States allowed to expand criminal rights
Dividing 7-2, the Supreme Court ruled Wednesday that states, under their own laws or constitutions, may give state prisoners the retroactive benefit of Supreme Court criminal law decisions, even if the Court itself has ruled they are not retroactive under federal law. Justice John Paul Stevens wrote for the majority in Danforth v. Minnesota (06-8273). Chief Justice John G. Roberts, Jr., dissented, joined by Justice Anthony M. Kennedy.
The issue in the case is whether the so-called “Teague” formula (Teague v. Lane) for deciding when a Supreme Court ruling on criminal procedure is to apply to earlier cases was binding on the states. Justice Stevens wrote: “The question in this case is whether Teague constrains the authority of state courts to give broader effect to new rules of criminal procedure than is required by that opinion. We have never suggested that it does, and now hold that it does not.”
The case involved the Supreme Court’s 2004 decision in Crawford v. Washington, barring the admission at trial of out-of-court or pre-trial testimony, if that testimony had not been subjected to cross-examination and the witness could not be called at the trial. The Court, in Whorton v. Bockting in 2007, ruled that the Crawford rule does not apply retroactively; that decision was based on Teague v. Lane.
A Minnesota prison inmate, Stephen Danforth, serving a 316-month prison sentence for a conviction of sexual abuse of a six-year-old boy, claimed that the admission in evidence of a videotape interview with the boy, who did not appear at trial, violated Danforth’s rights under Crawford. The Minnesota Supreme Court, however, ruled that federal law governed the retroactivity issue, and that Crawford was not retroactive under the Teague formula. It was while Danforth’s case was pending in the Supreme Court that the Justices decided in Whorton not to apply Crawford to earlier cases.

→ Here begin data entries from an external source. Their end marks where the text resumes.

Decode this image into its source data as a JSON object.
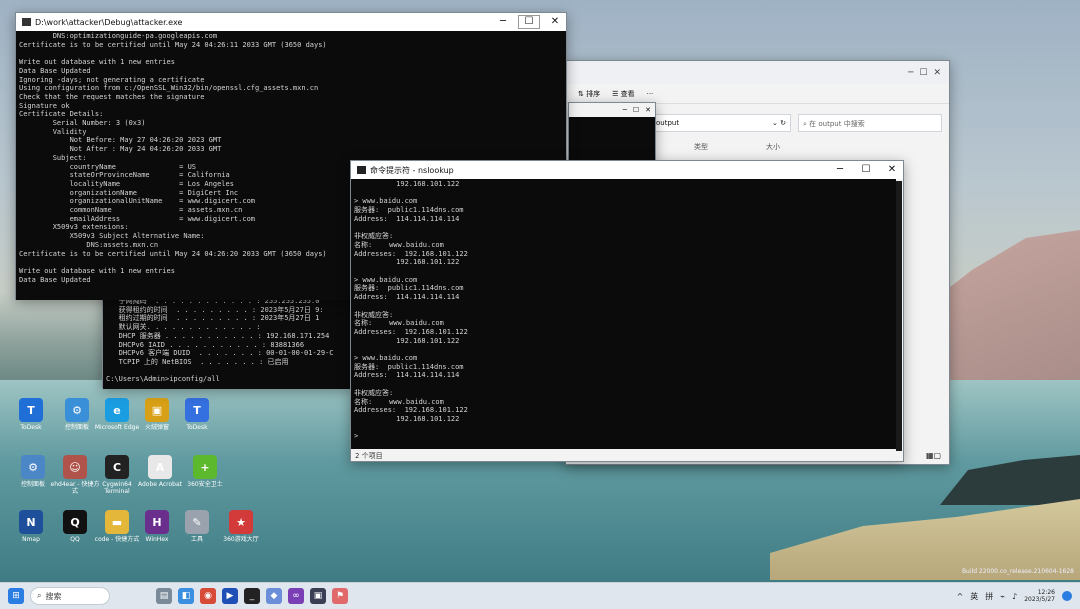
{
  "attacker_window": {
    "title": "D:\\work\\attacker\\Debug\\attacker.exe",
    "lines": [
      "        DNS:optimizationguide-pa.googleapis.com",
      "Certificate is to be certified until May 24 04:26:11 2033 GMT (3650 days)",
      "",
      "Write out database with 1 new entries",
      "Data Base Updated",
      "Ignoring -days; not generating a certificate",
      "Using configuration from c:/OpenSSL_Win32/bin/openssl.cfg_assets.mxn.cn",
      "Check that the request matches the signature",
      "Signature ok",
      "Certificate Details:",
      "        Serial Number: 3 (0x3)",
      "        Validity",
      "            Not Before: May 27 04:26:20 2023 GMT",
      "            Not After : May 24 04:26:20 2033 GMT",
      "        Subject:",
      "            countryName               = US",
      "            stateOrProvinceName       = California",
      "            localityName              = Los Angeles",
      "            organizationName          = DigiCert Inc",
      "            organizationalUnitName    = www.digicert.com",
      "            commonName                = assets.mxn.cn",
      "            emailAddress              = www.digicert.com",
      "        X509v3 extensions:",
      "            X509v3 Subject Alternative Name:",
      "                DNS:assets.mxn.cn",
      "Certificate is to be certified until May 24 04:26:20 2033 GMT (3650 days)",
      "",
      "Write out database with 1 new entries",
      "Data Base Updated"
    ]
  },
  "ipconfig_window": {
    "lines": [
      "   子网掩码  . . . . . . . . . . . . : 255.255.255.0",
      "   获得租约的时间  . . . . . . . . . : 2023年5月27日 9:",
      "   租约过期的时间  . . . . . . . . . : 2023年5月27日 1",
      "   默认网关. . . . . . . . . . . . . :",
      "   DHCP 服务器 . . . . . . . . . . . : 192.168.171.254",
      "   DHCPv6 IAID . . . . . . . . . . . : 83881366",
      "   DHCPv6 客户端 DUID  . . . . . . . : 00-01-00-01-29-C",
      "   TCPIP 上的 NetBIOS  . . . . . . . : 已启用",
      "",
      "C:\\Users\\Admin>ipconfig/all"
    ]
  },
  "explorer_window": {
    "sort_label": "排序",
    "view_label": "查看",
    "address": "output",
    "search_placeholder": "在 output 中搜索",
    "col_type": "类型",
    "col_size": "大小"
  },
  "nslookup_window": {
    "title": "命令提示符 - nslookup",
    "lines": [
      "          192.168.101.122",
      "",
      "> www.baidu.com",
      "服务器:  public1.114dns.com",
      "Address:  114.114.114.114",
      "",
      "非权威应答:",
      "名称:    www.baidu.com",
      "Addresses:  192.168.101.122",
      "          192.168.101.122",
      "",
      "> www.baidu.com",
      "服务器:  public1.114dns.com",
      "Address:  114.114.114.114",
      "",
      "非权威应答:",
      "名称:    www.baidu.com",
      "Addresses:  192.168.101.122",
      "          192.168.101.122",
      "",
      "> www.baidu.com",
      "服务器:  public1.114dns.com",
      "Address:  114.114.114.114",
      "",
      "非权威应答:",
      "名称:    www.baidu.com",
      "Addresses:  192.168.101.122",
      "          192.168.101.122",
      "",
      ">"
    ],
    "status": "2 个项目"
  },
  "desktop_icons": [
    {
      "label": "ToDesk",
      "glyph": "T",
      "color": "#1f6fd6"
    },
    {
      "label": "控制面板",
      "glyph": "⚙",
      "color": "#3a8fd9"
    },
    {
      "label": "Microsoft Edge",
      "glyph": "e",
      "color": "#1b9de2"
    },
    {
      "label": "火绒弹窗",
      "glyph": "▣",
      "color": "#d8a016"
    },
    {
      "label": "ToDesk",
      "glyph": "T",
      "color": "#3570e0"
    },
    {
      "label": "控制面板",
      "glyph": "⚙",
      "color": "#4b86c6"
    },
    {
      "label": "ehd4ear - 快捷方式",
      "glyph": "☺",
      "color": "#b0534a"
    },
    {
      "label": "Cygwin64 Terminal",
      "glyph": "C",
      "color": "#222222"
    },
    {
      "label": "Adobe Acrobat",
      "glyph": "A",
      "color": "#e8e8e8"
    },
    {
      "label": "360安全卫士",
      "glyph": "+",
      "color": "#5cb82c"
    },
    {
      "label": "Nmap",
      "glyph": "N",
      "color": "#1e4f9a"
    },
    {
      "label": "QQ",
      "glyph": "Q",
      "color": "#111111"
    },
    {
      "label": "code - 快捷方式",
      "glyph": "▬",
      "color": "#e4b63a"
    },
    {
      "label": "WinHex",
      "glyph": "H",
      "color": "#6a2f8c"
    },
    {
      "label": "工具",
      "glyph": "✎",
      "color": "#9aa3ad"
    },
    {
      "label": "360游戏大厅",
      "glyph": "★",
      "color": "#d33a3a"
    }
  ],
  "taskbar": {
    "search_label": "搜索",
    "lang": "英",
    "ime": "拼",
    "time": "12:26",
    "date": "2023/5/27",
    "build_text": "Build 22000.co_release.210604-1628"
  }
}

The Court then agreed to hear Danforth’s appeal.
“A decision by this Court that a new rule does not apply retroactively under Teague,” Justice Stevens wrote, “does not imply that there was no right and thus no violation of that right at the time of trial — only that no remedy will be provided in federal habeas courts. It is fully consistent with a government of laws to recognize that the finality of a judgment may bar relief. It would be quite wrong to assume, however, that the question whether constitutional violations occurred in trials conducted before a certain date depends on how much time was required to complete the appellate process.”
Stevens added: “The states that give broader retroactive effect to this Court’s new rules of criminal procedure do not do so by misconstruing the federal Teague standard. Rather, they have developed state law to govern retroactivity in state post-conviction proceedings.” Federal law does not prohibit them from doing so, the Court said.
The case was returned to the Minnesota Supreme Court for a further ruling on whether Danforth is entitled to any legal relief. That will depend upon whether the state’s constitution or laws give defendants in Minnesota the right to retroactive benefit of new criminal procedure decisions.
Chief Justice Roberts, in dissent, said the decision was “contrary to the Supreme Clause and the Framers’ decision to vest in ‘one supreme Court’ the responsibility and authority to ensure the uniformity of federal law.” Citing Marbury v. Madison (1803), the Chief Justice noted that “this Court has held that the question whether a particular ruling is retroactive is itself a question of federal law. It is basic tghat when it cmes to any such question of federal law, it is ‘the province and duty’ of this Court ‘to say what the law is.’….State courts are the final arbiters of their own state law; this Court is the final arbiter of federal law. State courts are therefore bound by our rulings on whether our cases construing federal law are retroactive.”